Direct emissions from lamb production in Wales could be cut by 20% if sheep farmers adopted a range of measures to optimise output from their system and land base, according to new research.
Wales is already one of the most sustainable places on earth to produce red meat because it can grow grass well, according to the chief executive of Hybu Cig Cymru – Meat Promotion Wales (HCC), Gwyn Howells.
But there is variation between farms and even the best farmers will need to get better if the agriculture sector is to achieve emissions targets, Mr Howells said.
He admitted there was “no easy answer” to reducing emissions and improving carbon sequestration, but that there were “easy wins” set out in the HCC’s environmental blueprint for Welsh red meat production Perfecting the Welsh Way.
During a virtual launch of that initiative on Tuesday (26 October), farmers were urged to adopt some of the guidance set out in the document, and to prioritise those measures according to their potential for emissions cuts.
For instance, 54% of emissions come from methane, compared with 3% from fuel and electricity, so it made sense to devote more time to improving the breeding capacity of flocks and herds than focusing on energy reductions, said HCC’s industry development officer John Richards, although improvements were needed across all aspects of production.

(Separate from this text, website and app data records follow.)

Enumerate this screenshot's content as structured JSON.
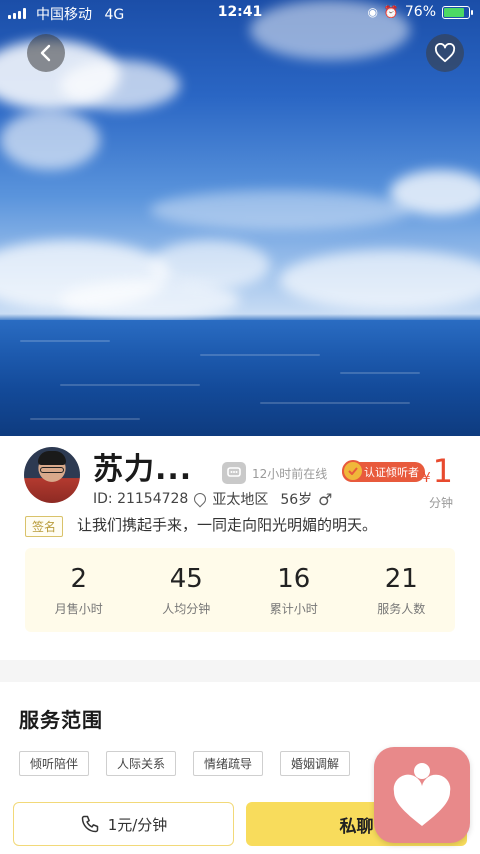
{
  "status_bar": {
    "carrier": "中国移动",
    "network": "4G",
    "time": "12:41",
    "battery_percent": "76%",
    "battery_level": 0.76
  },
  "profile": {
    "name": "苏力...",
    "online_status": "12小时前在线",
    "verified_label": "认证倾听者",
    "price_symbol": "¥",
    "price": "1",
    "price_unit": "分钟",
    "id_text": "ID: 21154728",
    "region": "亚太地区",
    "age": "56岁",
    "gender_symbol": "♂",
    "signature_tag": "签名",
    "signature": "让我们携起手来，一同走向阳光明媚的明天。"
  },
  "stats": [
    {
      "value": "2",
      "label": "月售小时"
    },
    {
      "value": "45",
      "label": "人均分钟"
    },
    {
      "value": "16",
      "label": "累计小时"
    },
    {
      "value": "21",
      "label": "服务人数"
    }
  ],
  "services": {
    "title": "服务范围",
    "tags": [
      "倾听陪伴",
      "人际关系",
      "情绪疏导",
      "婚姻调解"
    ]
  },
  "actions": {
    "call_label": "1元/分钟",
    "message_label": "私聊"
  },
  "colors": {
    "accent_red": "#e84a2e",
    "accent_yellow": "#f8dc5c",
    "logo_pink": "#e8898a"
  }
}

And it was important for farmers to understand what their farms were capable of producing, as every farm and system is different.
“For some farmers the optimum breeding capacity is 1.7-1.8 lamb per ewe, but for others it is 1.2-1.3. It is not about producing more, but about producing what is right for the system and that means understanding what the carrying capacity of the land is,” said Mr Richards.
Many of the measures set out in the document are based on a number of research projects being undertaken by HCC in conjunction with universities, project partners, vets and farmers.
A major focus is grassland management as grazed grassland, which is the large majority of agricultural land in Wales, can act as a carbon sink.
The document also seizes on new evidence that methane is a short-lived gas, as set out in the Intergovernmental Panel On Climate Change’s (IPCC) 2021 report.
This, said Mr Howells, suggests that methane emissions from stable sources, that is herds and flocks with a consistent headage, had been “three or four times” overcalculated through a commonly used metric.
He believed there would be a role for all current farming systems going forward, but some would need to be “tweaked”.